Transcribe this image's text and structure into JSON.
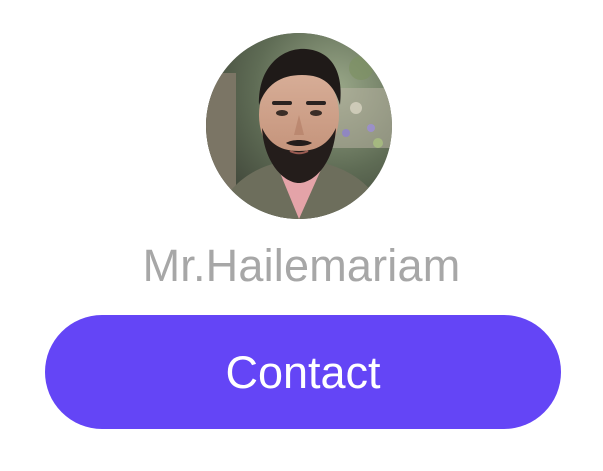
{
  "profile": {
    "name": "Mr.Hailemariam",
    "avatar_alt": "Profile photo"
  },
  "actions": {
    "contact_label": "Contact"
  },
  "colors": {
    "background": "#ffffff",
    "name_text": "#a7a7a7",
    "button_background": "#6445f6",
    "button_text": "#ffffff"
  },
  "icons": {
    "avatar": "person-photo"
  }
}
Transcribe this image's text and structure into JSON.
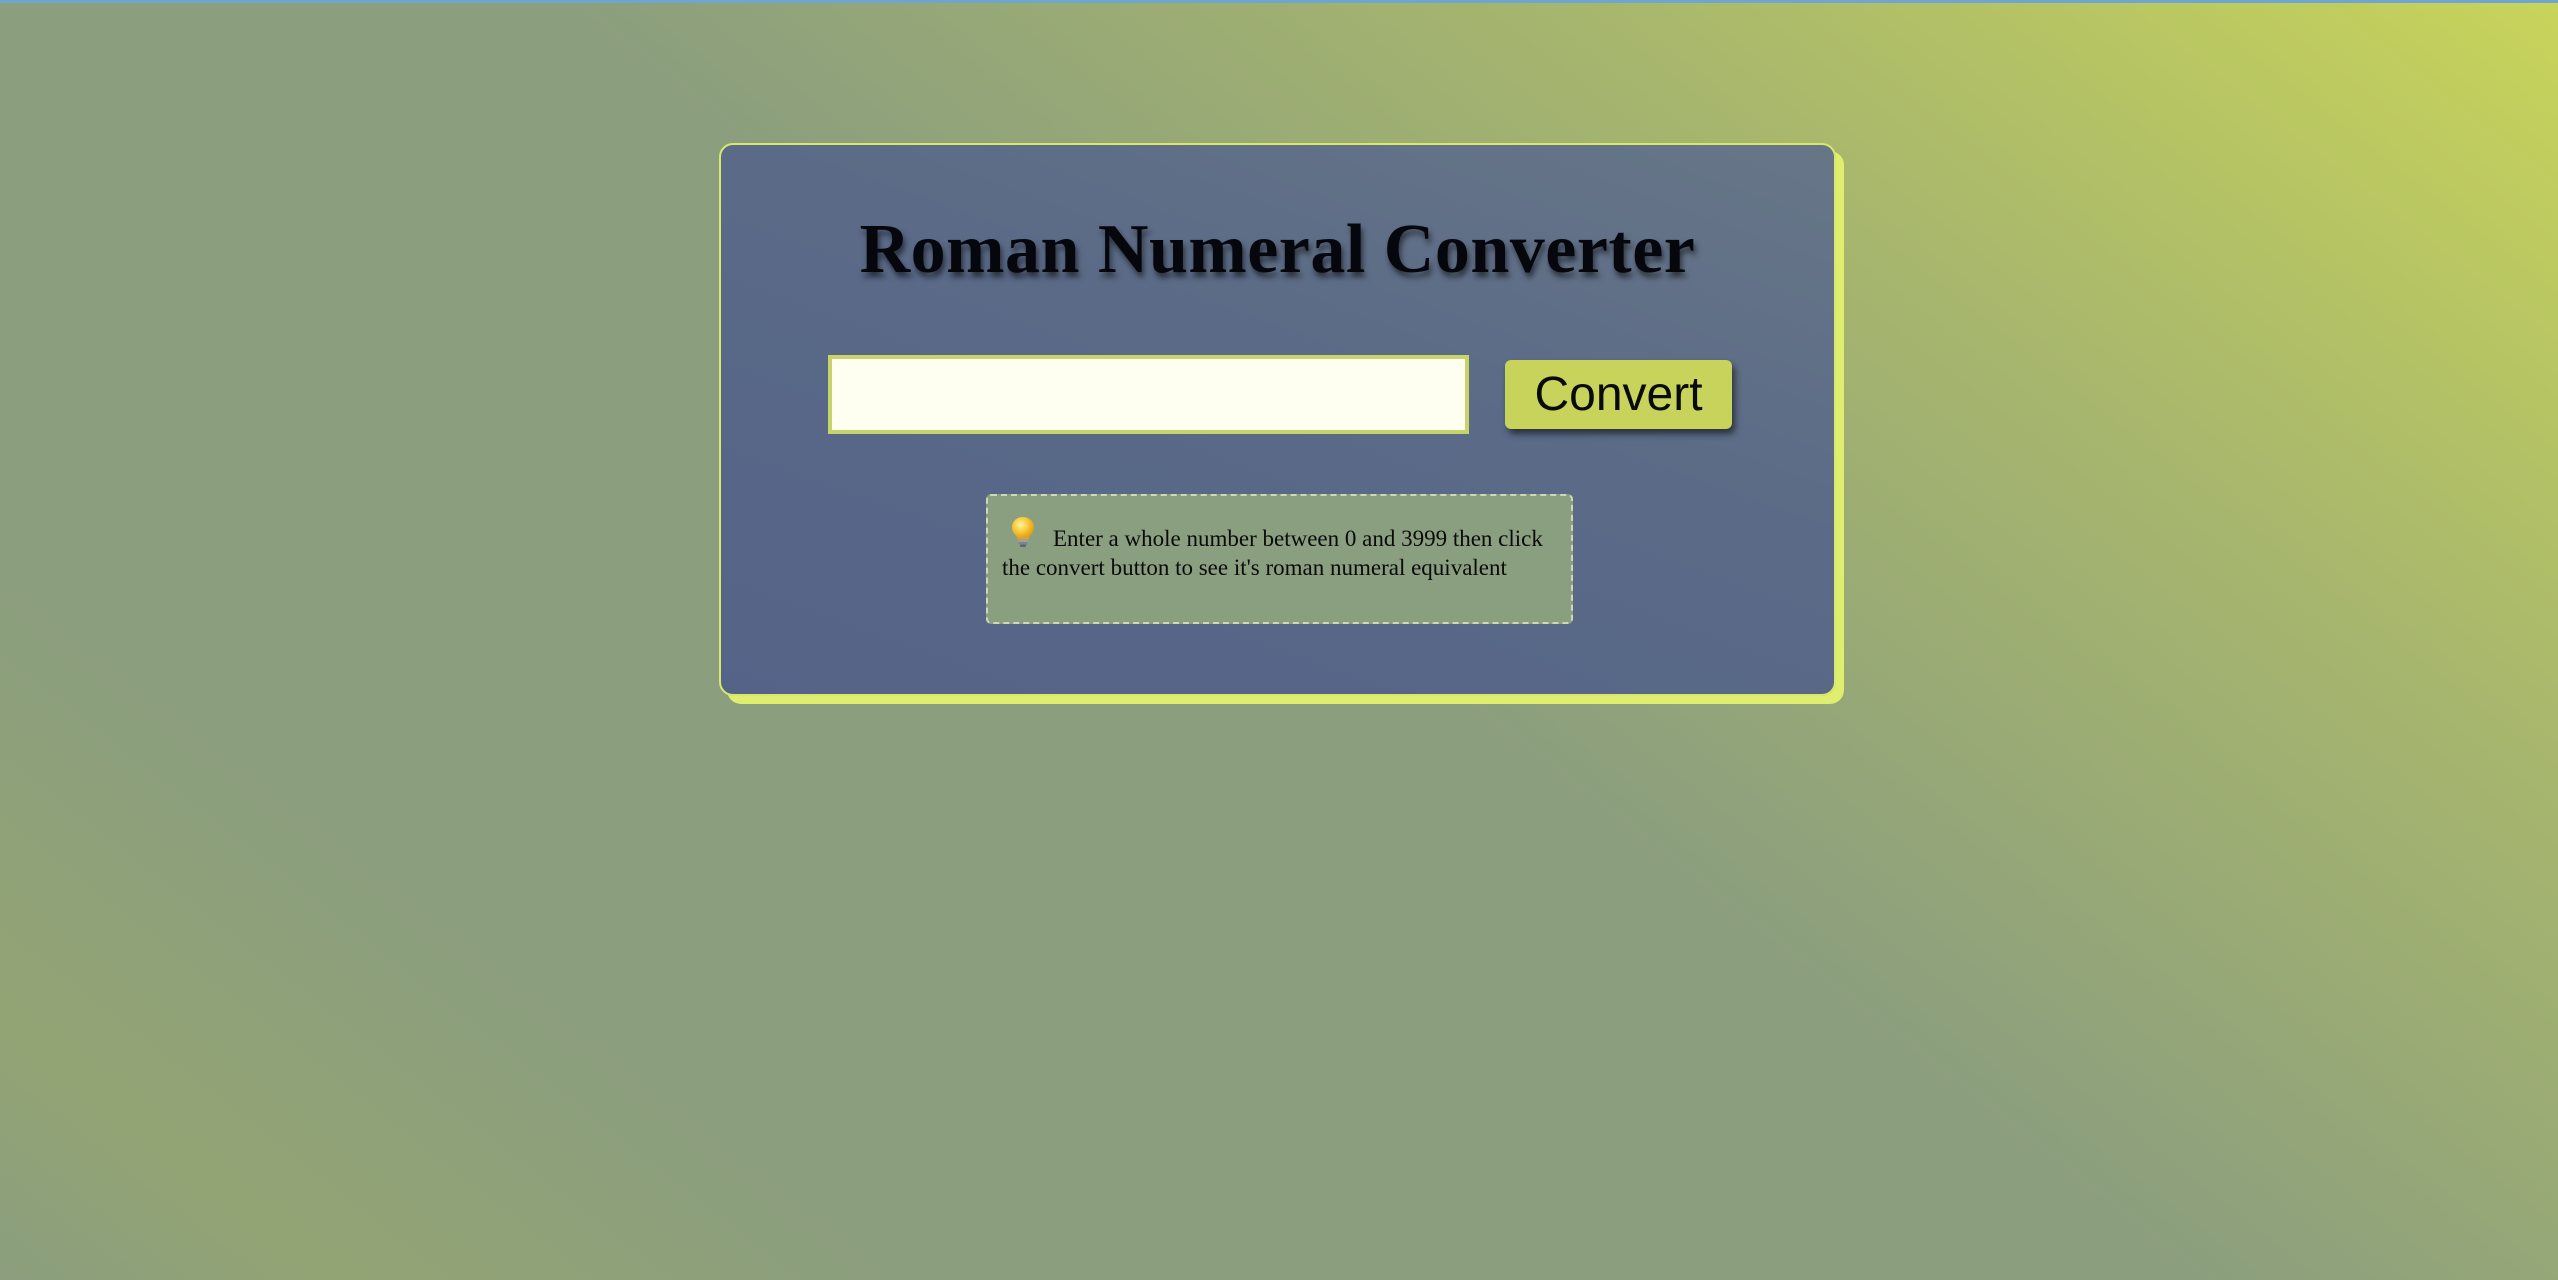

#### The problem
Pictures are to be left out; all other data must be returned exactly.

#### Reply
Transcribe this image's text and structure into JSON.
{
  "profile": {
    "name": "Mr.Hailemariam",
    "avatar_alt": "Profile photo"
  },
  "actions": {
    "contact_label": "Contact"
  },
  "colors": {
    "background": "#ffffff",
    "name_text": "#a7a7a7",
    "button_background": "#6445f6",
    "button_text": "#ffffff"
  },
  "icons": {
    "avatar": "person-photo"
  }
}
Transcribe this image's text and structure into JSON.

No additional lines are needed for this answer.